OSIRIS-Rex is the first-ever US mission designed to visit an asteroid and return a sample of its dust back to Earth. OSIRIS-Rex stands for Origins, Spectral Interpretation, Resource Identification, and Security-Regolith Explorer.





OSIRIS-Rex is the third mission in NASA’s New Frontiers program, which previously sent the New Horizons spacecraft zooming by Pluto and the Juno spacecraft into orbit around Jupiter.


Orbiting Bennu
Bennu is an asteroid. Bennu was selected for a the OSIRIS-Rex mission from over 500,000 known asteroids, due to it fitting a number of key criteria.
The criteria included – proximity to the Earth, size, composition etc. 

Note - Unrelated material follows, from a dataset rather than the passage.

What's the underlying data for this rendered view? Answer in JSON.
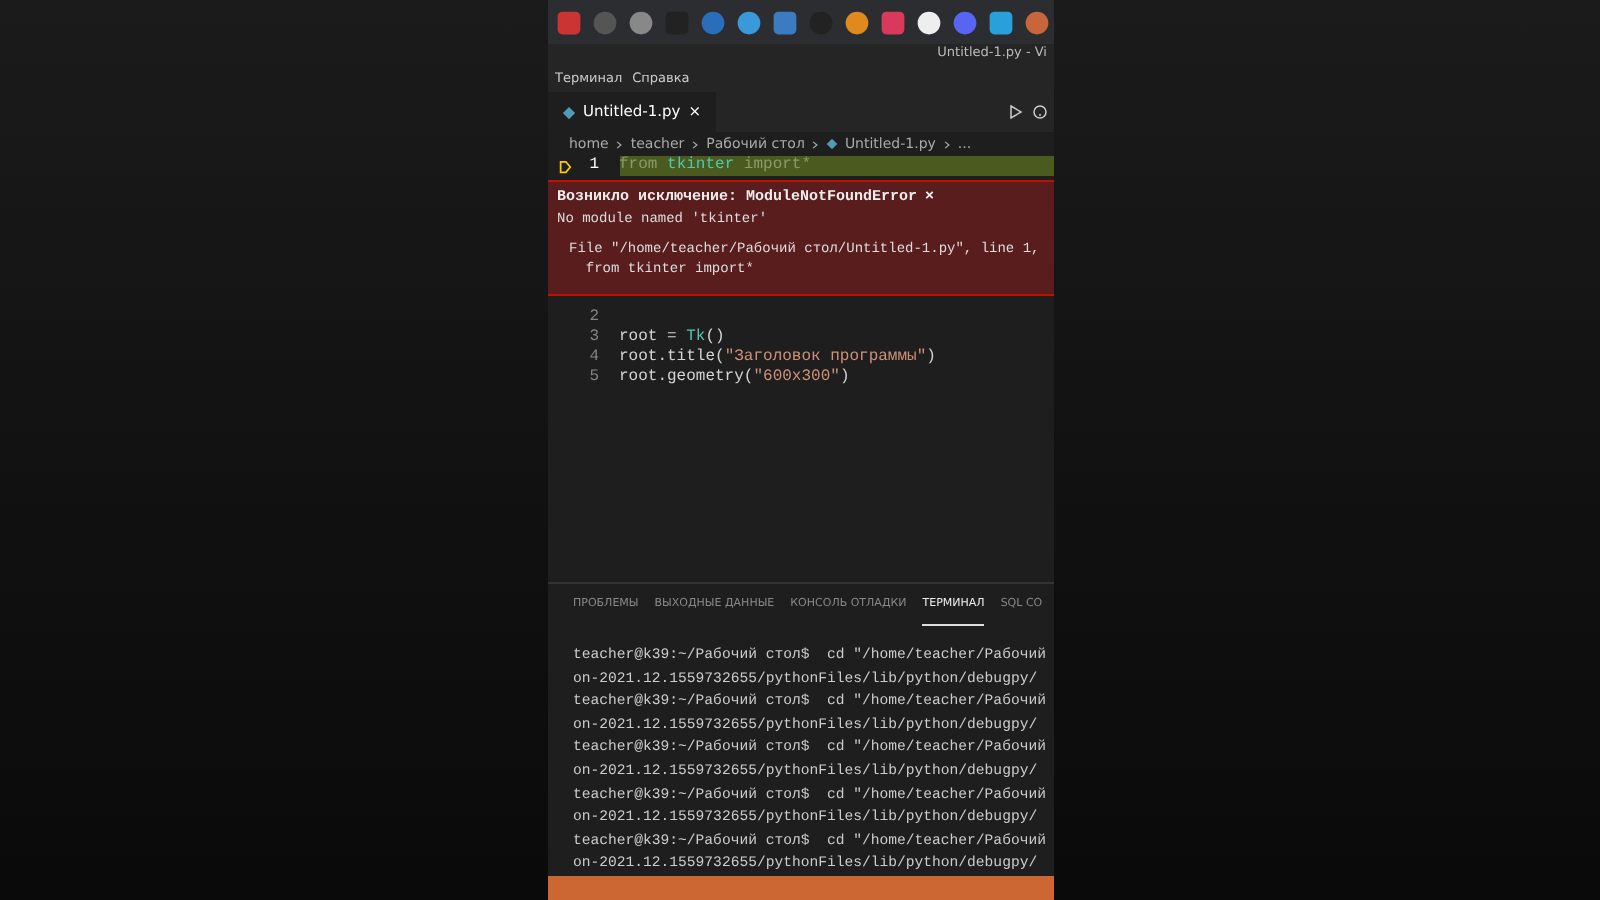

Proximity to Earth: In order for OSIRIS-Rex to reach its destination in a reasonable timeframe, NASA needed to find an asteroid which had a similar orbit to Earth.
Size: Bennu is around 500m in diameter, so rotates slowly enough to ensure that the regolith stays on its surface. Regolith meant the layer of unconsolidated solid material covering the bedrock of a planet. Smaller asteroid spin faster.
Composition: Bennu is a primitive asteroid, meaning it hasn’t significantly changed since the beginning of the Solar System (over 4 billion years ago). It is also very carbon-rich, meaning it may contain organic molecules, which could have been precursors to life on Earth.
Additionally, Bennu is of interest as it is a Potentially Hazardous Asteroid (PHA). Every 6 years, Bennu’s orbit brings it within 200,000 miles of the Earth, which means it has a high probability of impacting Earth in the late 22nd Century.


The unmanned Spaceship
The $800 million (roughly Rs. 5,600 crores) unmanned spaceship launched two years ago from Cape Canaveral, Florida and arrived December 3 at its destination, some 70 million miles (110 million kilometers) away.

The plan is for OSIRIS-Rex to orbit Bennu through mid-February, using a suite of five scientific instruments to map the asteroid in high resolution to help scientists decide precisely where to sample from.
It was launched in September 2016, and it will reach in 2020. It will use its robotic arm and touch the asteroid in a maneuver Rich Kuhns, OSIRIS-Rex program manager with Lockheed Martin Space Systems in Denver, described as a “gentle high-five.”
Using a circular device much like a car’s air filter, and a reverse vacuum to stir up and collect dust, the device aims to grab about two ounces (60 grams) of material from the asteroid’s surface, and return it to Earth in 2023.